* Nine-month sales volumes rise 8.2 pct vs expected 7.7 pct
* Volume growth 8.9 pct in Q3, up from 7.8 pct in first half
* Says market environment in Europe still challenging
* Shares rise 1.9 percent, outperforming food sector
By Silke Koltrowitz
ZURICH, July 4 (Reuters) - Barry Callebaut, the world’s No. 1 chocolate and cocoa-product maker, said on Thursday that more outsourcing deals from food groups and strong demand from bakeries and restaurants lifted volumes by a better-than-expected 8.2 percent in the nine months to May.
Outsourcing, such as its 2012 deal with Unilever to supply chocolate for products including Magnum, has helped it outpace sluggish growth in the global chocolate market. Selling chocolate products to food groups generates about two thirds of the Swiss firm’s sales, it said.
Sales volume growth accelerated to 8.9 percent in the third quarter, said Barry Callebaut - which also supplies Nestle , Mondelez and Hershey’s - while the global chocolate market grew only 1.9 percent.
“Third-quarter volumes were very good, mainly driven by North and South America. We estimate that at least half of that growth is driven by outsourcing deals,” ZKB analyst Daniel Buerki said.
Nine-month volumes in austerity-hit Europe, which accounts for about half of group sales, rose 5.7 percent. The company said, “Western Europe performed very well against the background of a still challenging market environment.”

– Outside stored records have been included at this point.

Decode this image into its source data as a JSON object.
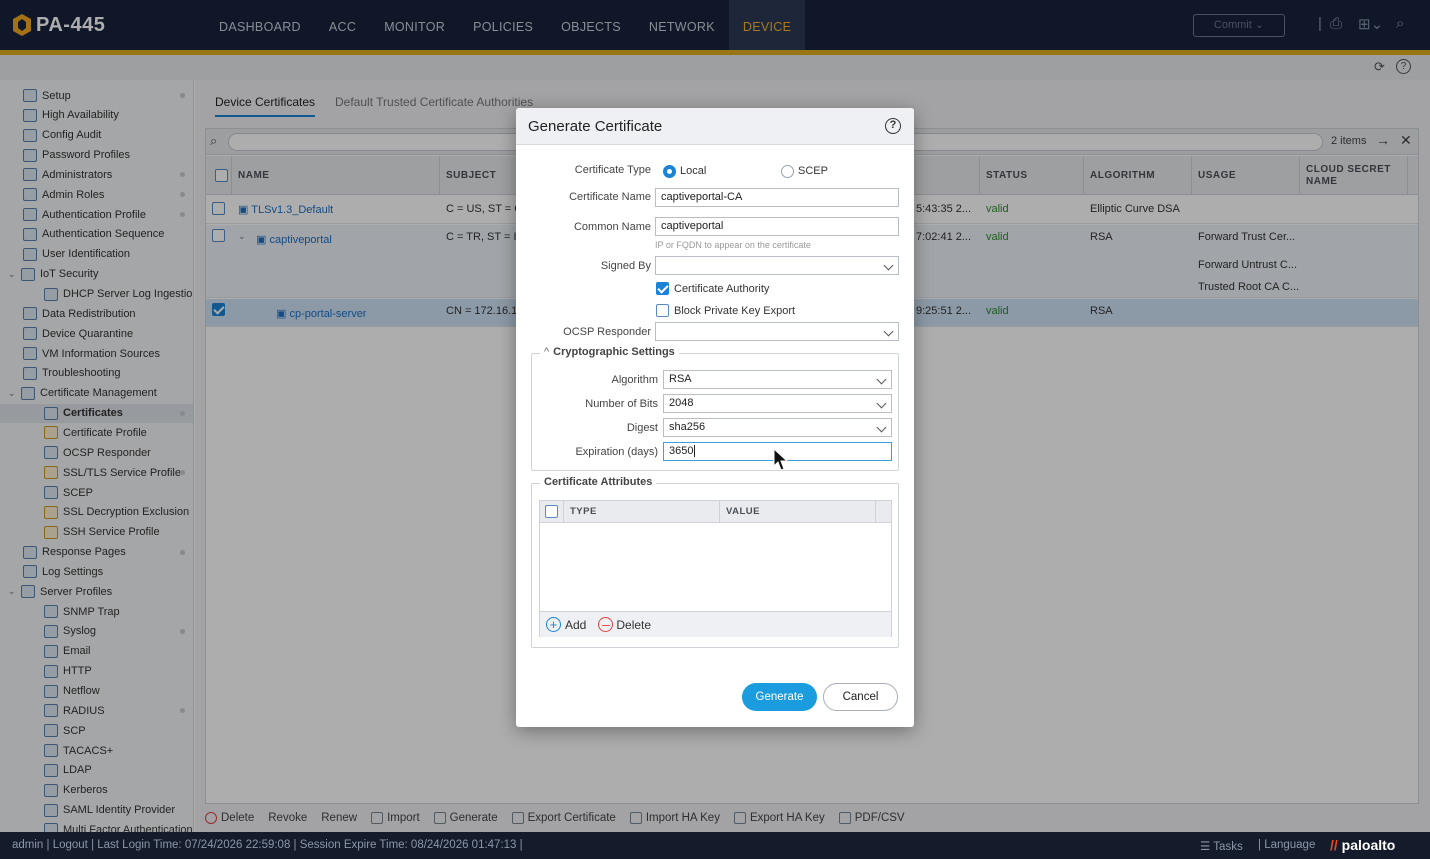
{
  "app": {
    "name": "PA-445"
  },
  "nav": [
    "DASHBOARD",
    "ACC",
    "MONITOR",
    "POLICIES",
    "OBJECTS",
    "NETWORK",
    "DEVICE"
  ],
  "nav_active": "DEVICE",
  "commit_label": "Commit",
  "sidebar": {
    "items": [
      {
        "label": "Setup",
        "dot": true
      },
      {
        "label": "High Availability"
      },
      {
        "label": "Config Audit"
      },
      {
        "label": "Password Profiles"
      },
      {
        "label": "Administrators",
        "dot": true
      },
      {
        "label": "Admin Roles",
        "dot": true
      },
      {
        "label": "Authentication Profile",
        "dot": true
      },
      {
        "label": "Authentication Sequence"
      },
      {
        "label": "User Identification"
      },
      {
        "label": "IoT Security",
        "expanded": true
      },
      {
        "label": "DHCP Server Log Ingestion",
        "child": true
      },
      {
        "label": "Data Redistribution"
      },
      {
        "label": "Device Quarantine"
      },
      {
        "label": "VM Information Sources"
      },
      {
        "label": "Troubleshooting"
      },
      {
        "label": "Certificate Management",
        "expanded": true
      },
      {
        "label": "Certificates",
        "child": true,
        "selected": true,
        "dot": true
      },
      {
        "label": "Certificate Profile",
        "child": true
      },
      {
        "label": "OCSP Responder",
        "child": true
      },
      {
        "label": "SSL/TLS Service Profile",
        "child": true,
        "dot": true
      },
      {
        "label": "SCEP",
        "child": true
      },
      {
        "label": "SSL Decryption Exclusion",
        "child": true
      },
      {
        "label": "SSH Service Profile",
        "child": true
      },
      {
        "label": "Response Pages",
        "dot": true
      },
      {
        "label": "Log Settings"
      },
      {
        "label": "Server Profiles",
        "expanded": true
      },
      {
        "label": "SNMP Trap",
        "child": true
      },
      {
        "label": "Syslog",
        "child": true,
        "dot": true
      },
      {
        "label": "Email",
        "child": true
      },
      {
        "label": "HTTP",
        "child": true
      },
      {
        "label": "Netflow",
        "child": true
      },
      {
        "label": "RADIUS",
        "child": true,
        "dot": true
      },
      {
        "label": "SCP",
        "child": true
      },
      {
        "label": "TACACS+",
        "child": true
      },
      {
        "label": "LDAP",
        "child": true
      },
      {
        "label": "Kerberos",
        "child": true
      },
      {
        "label": "SAML Identity Provider",
        "child": true
      },
      {
        "label": "Multi Factor Authentication",
        "child": true
      }
    ]
  },
  "tabs": [
    "Device Certificates",
    "Default Trusted Certificate Authorities"
  ],
  "grid": {
    "count": "2 items",
    "columns": [
      "NAME",
      "SUBJECT",
      "S",
      "STATUS",
      "ALGORITHM",
      "USAGE",
      "CLOUD SECRET NAME"
    ],
    "rows": [
      {
        "name": "TLSv1.3_Default",
        "subject": "C = US, ST = CA",
        "time": "5:43:35 2...",
        "status": "valid",
        "algorithm": "Elliptic Curve DSA",
        "usage": ""
      },
      {
        "name": "captiveportal",
        "subject": "C = TR, ST = Ist",
        "time": "7:02:41 2...",
        "status": "valid",
        "algorithm": "RSA",
        "usage": "Forward Trust Cer...",
        "usage2": "Forward Untrust C...",
        "usage3": "Trusted Root CA C..."
      },
      {
        "name": "cp-portal-server",
        "subject": "CN = 172.16.1.",
        "time": "9:25:51 2...",
        "status": "valid",
        "algorithm": "RSA",
        "usage": ""
      }
    ]
  },
  "bottom_toolbar": [
    "Delete",
    "Revoke",
    "Renew",
    "Import",
    "Generate",
    "Export Certificate",
    "Import HA Key",
    "Export HA Key",
    "PDF/CSV"
  ],
  "dialog": {
    "title": "Generate Certificate",
    "cert_type_label": "Certificate Type",
    "cert_type_local": "Local",
    "cert_type_scep": "SCEP",
    "cert_name_label": "Certificate Name",
    "cert_name_value": "captiveportal-CA",
    "common_name_label": "Common Name",
    "common_name_value": "captiveportal",
    "common_name_hint": "IP or FQDN to appear on the certificate",
    "signed_by_label": "Signed By",
    "signed_by_value": "",
    "ca_label": "Certificate Authority",
    "ca_checked": true,
    "block_label": "Block Private Key Export",
    "block_checked": false,
    "ocsp_label": "OCSP Responder",
    "ocsp_value": "",
    "crypto_title": "Cryptographic Settings",
    "algorithm_label": "Algorithm",
    "algorithm_value": "RSA",
    "bits_label": "Number of Bits",
    "bits_value": "2048",
    "digest_label": "Digest",
    "digest_value": "sha256",
    "expiration_label": "Expiration (days)",
    "expiration_value": "3650",
    "attributes_title": "Certificate Attributes",
    "attr_columns": [
      "TYPE",
      "VALUE"
    ],
    "add_label": "Add",
    "delete_label": "Delete",
    "generate_label": "Generate",
    "cancel_label": "Cancel"
  },
  "status_bar": {
    "text": "admin  |  Logout  |  Last Login Time: 07/24/2026 22:59:08  |  Session Expire Time: 08/24/2026 01:47:13  |",
    "tasks": "Tasks",
    "language": "Language",
    "brand": "paloalto"
  },
  "colors": {
    "accent": "#1b83d6",
    "nav_bg": "#17233b",
    "gold": "#e0ad1f",
    "valid": "#2f8a2f"
  }
}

Its second biggest market, the Americas, accelerated to 17.1 percent growth, it said.
Sales revenue at the group fell 1.3 percent to 3.541 billion Swiss francs ($3.73 billion), in line with an estimate in a Reuters poll, as the group passed on lower raw material prices to its customers.
Increasing demand for chocolate products from bakeries and restaurants, offered by the group’s still-small Gourmet business, helped drive volumes in all regions, the company said.
Analysts at Notenstein welcomed the fact the Gourmet business was finally becoming a growth driver, but said it remained to be seen whether stronger volumes would help the stock, languishing since December 2011, in the longer term.
“First, Barry Callebaut will have to translate the high volume growth into a sustainable increase in profitability,” they said.
Shares rose 1.1 percent by 0840 GMT, outperforming a 0.7 percent stronger European food sector index.
One big challenge for the company is to make its $860 million buy of Singapore’s Petra Foods’ cocoa processing business profitable, analysts said.
It closed the Petra deal this week and said it paid less than the $950 million cited when the deal was first announced.
Its mid-term financial guidance is for 6-8 percent volume growth through 2015/16, and by then it also wants to restore profitability to the pre-acquisition level.
“Much depends on how Barry Callebaut will integrate the Petra Foods unit,” ZKB’s Buerki said. “They paid a lot and profitability of this business is lower.”
Petra Foods’ cocoa unit generated a loss of $28.9 million in the first quarter of 2013 on sales of $224.7 million.
Cocoa processors have been hit by weak prices for cocoa products, such as cocoa powder, which have fallen even more than prices for cocoa beans, squeezing processors’ margins. Prices for cocoa beans have recovered from an 11-month low hit in March, but are far from the record-high levels of 2011.